Postural sway in single-limb and bilateral quiet standing after unilateral total knee arthroplasty
2015 (English)In: Gait & Posture, ISSN 0966-6362, E-ISSN 1879-2219, Vol. 41, no 3, 769-773 p.Article in journal (Refereed) Published
Aim: To investigate whether total knee arthroplasty (TKA) was associated with stability in single-limb stance and whether reduced stability in single-limb stance was associated with increased postural sway in bilateral quiet standing. Methods: 3D kinematics for center of mass was used to assess postural sway in 23 subjects with TKA and 23 controls. Tests included bilateral quiet standing with and without vision and on a compliant surface, and single-limb stance. Results: 30% of the subjects in the TKA group were unable to maintain single-limb stance for 20. s on any leg. Of the 70% in the TKA group able to stand on one leg, mean sway velocity in the medio-lateral direction was marginally higher for the prosthetic side (p = .02), but no differences were found between the TKA and the control group in single-limb stance. Performance in bilateral quiet standing was similar in TKA-subjects, able as well as unable to stand on one leg, and controls. Reduced quadriceps strength in the contralateral leg, higher BMI, and older age predicted failure to maintain single-limb stance. Conclusion: In subjects able to stand on one leg, performance was considered comparable between the prosthetic and contralateral side and between groups. Inability to stand on one leg did not affect postural sway in bilateral quiet standing. The results suggest that inability to maintain single-limb stance is explained by reduced physical capacity rather than the knee condition in itself. The present study emphasizes the importance of physical activity to improve strength and functional capacity.
Place, publisher, year, edition, pages
2015. Vol. 41, no 3, 769-773 p.
Joint position sense, Postural control, Prosthesis, Quadriceps strength, Romberg

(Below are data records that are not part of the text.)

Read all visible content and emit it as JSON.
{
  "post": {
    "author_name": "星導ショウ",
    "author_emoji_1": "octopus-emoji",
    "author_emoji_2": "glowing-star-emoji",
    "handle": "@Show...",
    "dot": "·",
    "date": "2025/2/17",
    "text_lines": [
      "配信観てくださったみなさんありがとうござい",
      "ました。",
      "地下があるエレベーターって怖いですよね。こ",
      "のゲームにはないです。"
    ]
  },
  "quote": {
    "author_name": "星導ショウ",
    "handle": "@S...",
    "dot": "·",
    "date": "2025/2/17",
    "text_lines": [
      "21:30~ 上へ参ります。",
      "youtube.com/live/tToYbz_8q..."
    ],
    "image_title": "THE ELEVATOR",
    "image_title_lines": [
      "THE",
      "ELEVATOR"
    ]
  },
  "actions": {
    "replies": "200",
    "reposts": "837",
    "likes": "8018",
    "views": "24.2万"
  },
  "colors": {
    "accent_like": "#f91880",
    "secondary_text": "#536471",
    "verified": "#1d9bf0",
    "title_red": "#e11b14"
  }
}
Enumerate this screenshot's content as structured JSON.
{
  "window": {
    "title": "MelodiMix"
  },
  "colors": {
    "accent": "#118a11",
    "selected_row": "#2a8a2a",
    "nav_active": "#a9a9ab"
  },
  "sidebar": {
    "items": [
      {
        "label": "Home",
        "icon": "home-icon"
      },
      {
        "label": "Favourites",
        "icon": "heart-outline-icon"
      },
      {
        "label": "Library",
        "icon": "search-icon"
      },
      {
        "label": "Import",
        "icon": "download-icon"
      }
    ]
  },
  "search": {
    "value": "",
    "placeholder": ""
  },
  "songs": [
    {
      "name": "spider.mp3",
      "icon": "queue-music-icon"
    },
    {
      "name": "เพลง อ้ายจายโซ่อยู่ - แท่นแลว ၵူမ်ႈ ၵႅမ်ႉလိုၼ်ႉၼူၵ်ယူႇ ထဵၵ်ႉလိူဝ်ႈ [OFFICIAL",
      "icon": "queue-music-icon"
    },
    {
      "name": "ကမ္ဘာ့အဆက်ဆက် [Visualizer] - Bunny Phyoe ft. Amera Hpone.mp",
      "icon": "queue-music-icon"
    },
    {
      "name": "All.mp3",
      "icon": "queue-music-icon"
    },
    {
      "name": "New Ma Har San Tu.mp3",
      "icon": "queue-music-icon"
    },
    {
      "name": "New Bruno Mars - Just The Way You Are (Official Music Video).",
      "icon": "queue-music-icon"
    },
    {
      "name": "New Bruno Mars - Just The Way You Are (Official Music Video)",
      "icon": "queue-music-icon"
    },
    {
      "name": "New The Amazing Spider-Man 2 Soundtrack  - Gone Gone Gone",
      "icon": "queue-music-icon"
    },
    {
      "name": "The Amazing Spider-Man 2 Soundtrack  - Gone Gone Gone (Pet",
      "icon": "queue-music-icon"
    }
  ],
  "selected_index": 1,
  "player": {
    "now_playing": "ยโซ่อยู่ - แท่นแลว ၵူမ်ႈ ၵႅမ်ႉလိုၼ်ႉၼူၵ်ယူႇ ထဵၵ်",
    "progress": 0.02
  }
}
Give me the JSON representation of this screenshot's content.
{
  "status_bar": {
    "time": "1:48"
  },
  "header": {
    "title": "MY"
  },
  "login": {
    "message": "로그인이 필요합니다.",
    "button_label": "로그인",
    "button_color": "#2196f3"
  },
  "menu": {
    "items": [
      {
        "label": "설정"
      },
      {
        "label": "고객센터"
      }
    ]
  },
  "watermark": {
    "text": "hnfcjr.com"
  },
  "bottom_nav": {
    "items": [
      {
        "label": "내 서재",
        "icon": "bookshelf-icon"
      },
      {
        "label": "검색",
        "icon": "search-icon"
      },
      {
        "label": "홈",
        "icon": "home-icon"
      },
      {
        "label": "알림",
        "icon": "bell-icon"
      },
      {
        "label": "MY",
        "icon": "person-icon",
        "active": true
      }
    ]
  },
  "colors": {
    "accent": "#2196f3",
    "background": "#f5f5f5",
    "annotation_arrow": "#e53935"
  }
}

IdentifiersURN: urn:nbn:se:hig:diva-19110DOI: 10.1016/j.gaitpost.2015.02.005ISI: 000353209200005PubMedID: 25755019ScopusID: 2-s2.0-84927961155OAI: oai:DiVA.org:hig-19110DiVA: diva2:795310